This trip was our first visit to the cellars of Jean-Louis Chave, the incomparable maker of Hermitage, St. Joseph, vin de Paille, and now the Mon Coeur Cotes du Rhone.  Our first dinner together on that trip, at Le Beau Rivage in Condrieu, was terrific, but merely a taste of things to come.  While staying at Les Florets in Gigondas, we nearly plunged our mini-van off the narrow, steep road leading up the Dentelles de Montmirail, and had to be pulled back onto the road.  The car was insured, but its cargo of wines was not, and we all breathed a sigh of relief. 

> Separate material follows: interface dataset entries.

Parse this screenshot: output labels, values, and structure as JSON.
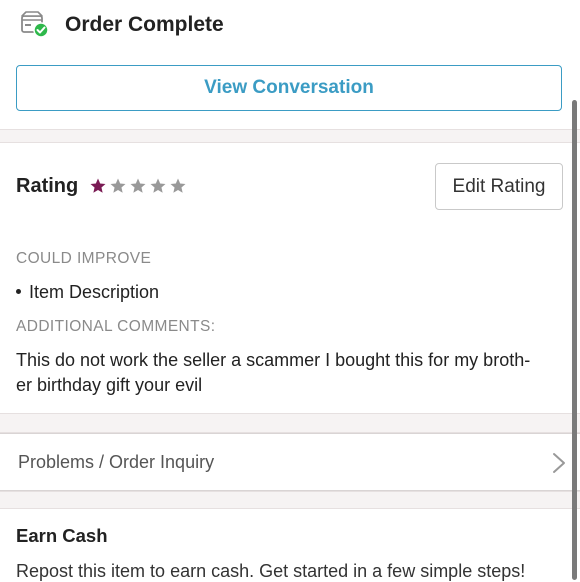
{
  "header": {
    "title": "Order Complete",
    "icon": "package-check-icon",
    "check_color": "#2eb84b"
  },
  "actions": {
    "view_conversation": "View Conversation"
  },
  "rating": {
    "label": "Rating",
    "stars_filled": 1,
    "stars_total": 5,
    "filled_color": "#7a1b54",
    "empty_color": "#999999",
    "edit_button": "Edit Rating"
  },
  "feedback": {
    "could_improve_label": "COULD IMPROVE",
    "could_improve_items": [
      "Item Description"
    ],
    "additional_comments_label": "ADDITIONAL COMMENTS:",
    "comment_line1": "This do not work the seller a scammer I bought this for my broth-",
    "comment_line2": "er birthday gift your evil"
  },
  "inquiry": {
    "label": "Problems / Order Inquiry"
  },
  "earn_cash": {
    "title": "Earn Cash",
    "description": "Repost this item to earn cash. Get started in a few simple steps!"
  },
  "colors": {
    "accent": "#3b9cc4"
  }
}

But our best evening was at the end of our trip, with dinner at Beaugraviere, in Mondragon.  Beaugraviere, a classic French country restaurant run by chef Guy Jullien, makes a particular specialty of truffles, and at the time had the most spectacular wine list I’d ever seen.  Each of us, as wine enthusiasts, was given a weighty novel-sized book, with each page listing a different producer, with a long list of the vintages available.  Marc, Peter, and I read in silence for minutes, each compiling a list of likely candidates.  Most of the bottles hadn’t moved since their purchase or release, meaning that old vintages from the 50’s, 60’s or older would still be in pristine condition.  Our choices, to complement Jullien’s cuisine, were the 1978 Guigal La Landonne to start, the incomparable 1961 Jaboulet La Chapelle, and an incredibly rare bottle of 1929 Chave Hermitage.  The three of us couldn’t believe our luck in having such an amazing ending to our trip.   After the restaurant closed, we sat and shared the last of our wines with Jullien, who broke out an amazing and rare oddity — a sweet marc (or grappa) made by Chateau Rayas in 1945 but never commercially released.  A perfect end to our trip together. 

Given busy lives and responsibilities, we didn’t see each other as often as we’d have liked, although oddly enough my moving to San Juan Island and Marc’s plane crash earlier this summer brought us together much more lately than otherwise would have been the case, and I’m grateful for that.   Several times lately, I’ve found myself reading something and thinking, "I should send this to Marc."  But our conversations are done now, and Marc lives now in the memories of his friends and family.  These will be memories of energy and exuberance and a passion for life.  None of us who knew and loved him will easily or quickly forget how he brought all of these qualities into our lives in abundance.